Football news - Leeds avoid points deduction but fined £200,000 over 'Spygate'
Leeds United received a major boost in their hopes of gaining promotion to the Premier League as they avoided a points deduction following the 'Spygate' saga.
The English Football League have formally reprimanded the club with a £200,000 fine and Leeds have backed new regulations that bans spying on training 72 hours before a game.
Marcelo Bielsa admitted last month that he sent a staff member to Derby's training session to spy on their opponents ahead of facing them at Elland Road and subsequently revealed that it was a practice exercised before facing all his rivals this season.
Leeds United manager Marcelo Bielsa admitted to spying on his opponentsGetty Images
A statement from the EFL read: "After finalising its investigations into the incident at Derby County’s training ground on Thursday 10 January, the EFL reached the conclusion that the conduct undertaken by Leeds United in observing opponents’ training sessions, is a breach of Regulation 3.4.
"Regulation 3.4 provides that ‘in all matters and transactions relating to the league, each club shall behave towards each other club and the league with the utmost good faith."
"Leeds United has fully co-operated with the EFL’s inquiries and following a comprehensive review of all the evidence provided, the club has now formally admitted a breach of Regulation 3.4.
"As a consequence the club has been fined £200,000 (inclusive of a contribution to costs) and received a formal reprimand and warning to the effect that the club’s conduct fell significantly short of the standards expected by the EFL and must not be repeated."
Leeds are third in the Championship, two points off leaders Norwich having played one game fewer - but Bielsa and his staff will now need to be invited to the training ground of a rival club in the three days prior to a match.
The club have issued an apology for acting in a manner that has been deemed 'culturally unacceptable in the English game'.
Frank Lampard was unimpressed by Leeds' conductPA Sport
EFL Chief Executive Shaun Harvey said: "The regulatory requirement to act in 'utmost good faith' was brought into EFL Regulations two years ago and was bolstered in 2018 by the introduction of the Club Charter, which sets out in more detail the standards of behaviour expected of member clubs.
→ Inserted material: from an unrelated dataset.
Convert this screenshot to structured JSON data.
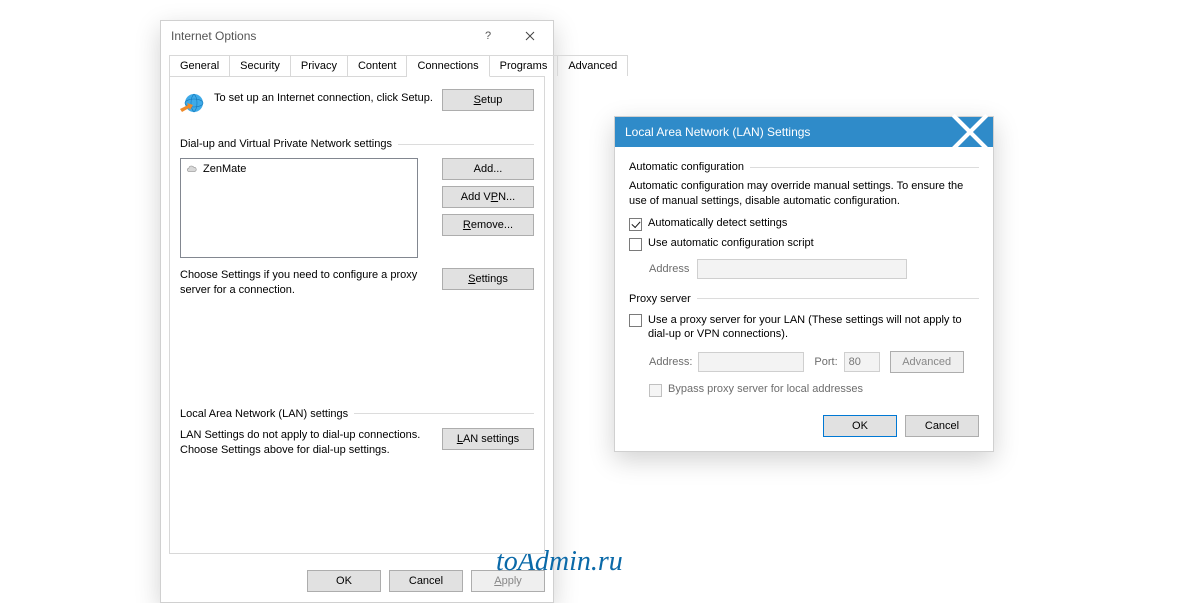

"The facts of this particular case were not ones we would have expected - and have to deal with a complaint about - and it is clearly impossible to have a specific set of Regulations that will apply in all circumstances of poor conduct, so, this charge was brought under a general Regulation. "
"In doing this, the EFL has demonstrated we have appropriate provisions in place to protect our competitions and apply to all Clubs.
"The sanctions imposed highlight how actions such as this cannot be condoned and act as a clear deterrent should any Club seek to undertake poor conduct in the future. I would like to thank Leeds United for their assistance in helping to bring this matter to a conclusion as quickly as was practically possible.
"We will now look to move on from this incident and commence the discussions about introducing a specific Regulation at a meeting with all Clubs later this month."